As Peter Schiff points out in the attached article Mr. Brenanke didn’t solve anything. He jacked the US and world economy with artificial stimulants, trillions in newly printed dollars. He juiced Wall Street which is now swimming laps in pools of funny money while everyday people continue to struggle, especially the poor.
The nature of poverty is ongoing struggle of course but when real wealth is created, when new businesses flourish, when organic economic growth occurs, more poor people are lifted out of poverty. Under Bernanke those with assets already have done very well (for the time being) while those who would like to own assets have seen that dream slip away. The “underclass” we’ve heard so much of over the past couple of decades has truly become permanent. 1 in 6 people in this country are fed by the government, and the number continues to grow.
Debt burdens have shifted from consumer debt, to student debt as young people try to wait out the slow economy like the kids of the 60s tried to wait out the Vietnam War. When the economic refugees are forced out into the real world these students often find that there are no jobs available which pay enough to enable them to pay back the piles of debt they’ve accrued. A giant anchor hangs around the ankle of a generation.

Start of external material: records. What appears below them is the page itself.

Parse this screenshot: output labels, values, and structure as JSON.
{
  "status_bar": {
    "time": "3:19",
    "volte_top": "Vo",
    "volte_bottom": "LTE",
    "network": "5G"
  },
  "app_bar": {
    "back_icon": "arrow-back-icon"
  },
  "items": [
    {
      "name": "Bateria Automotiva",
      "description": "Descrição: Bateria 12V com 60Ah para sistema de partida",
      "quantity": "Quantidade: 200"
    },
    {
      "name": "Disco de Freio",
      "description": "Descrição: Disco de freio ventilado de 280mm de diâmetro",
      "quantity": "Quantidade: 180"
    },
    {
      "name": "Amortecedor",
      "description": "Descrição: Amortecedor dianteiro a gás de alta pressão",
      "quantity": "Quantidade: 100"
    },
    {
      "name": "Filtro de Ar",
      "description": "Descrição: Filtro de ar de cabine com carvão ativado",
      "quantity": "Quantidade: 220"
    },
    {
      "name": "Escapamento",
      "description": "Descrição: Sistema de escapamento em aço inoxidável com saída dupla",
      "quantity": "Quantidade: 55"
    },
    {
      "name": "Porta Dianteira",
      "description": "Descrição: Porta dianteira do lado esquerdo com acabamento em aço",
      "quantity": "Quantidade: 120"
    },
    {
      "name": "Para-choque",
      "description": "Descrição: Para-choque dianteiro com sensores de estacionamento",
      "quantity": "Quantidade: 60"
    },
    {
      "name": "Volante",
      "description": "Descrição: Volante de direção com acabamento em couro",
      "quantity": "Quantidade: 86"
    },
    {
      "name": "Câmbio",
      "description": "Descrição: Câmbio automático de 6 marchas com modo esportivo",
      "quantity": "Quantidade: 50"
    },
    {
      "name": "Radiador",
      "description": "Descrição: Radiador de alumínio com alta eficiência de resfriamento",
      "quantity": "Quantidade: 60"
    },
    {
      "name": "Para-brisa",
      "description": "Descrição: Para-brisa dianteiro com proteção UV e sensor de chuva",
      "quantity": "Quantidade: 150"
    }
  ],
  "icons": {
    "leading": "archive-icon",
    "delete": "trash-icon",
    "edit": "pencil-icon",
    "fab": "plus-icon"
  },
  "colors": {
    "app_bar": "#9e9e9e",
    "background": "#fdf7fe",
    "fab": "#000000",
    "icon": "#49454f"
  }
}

So our “recovery” has benefited those who were already rich. Those with assets have seen these assets do well as juice flows through the system. The aspiring, the poor and the young, have to a large degree been shut out, and that isn’t much of a recovery. Just wait until the next big downturn comes. We’re about due.
(From The USA Today)
The actions taken by the Bernanke Fed have no precedent, and he has admitted to flying blind. But the bond buying (known as quantitative easing, or QE for short) that created feel-good asset bubbles in stocks, bonds and real estate was the easy part. To complete the process, the Fed must conjure an exit strategy to dispose of the nearly $4 trillion of assets that it now holds without puncturing any of the bubbles that its buying spree created.
Bernanke is like a novice airline pilot who has managed to take off and fly steady. The passengers celebrate the smooth ride, but he (or, more accurately, Janet Yellen) still has to land the plane. On that front the Fed remains clueless.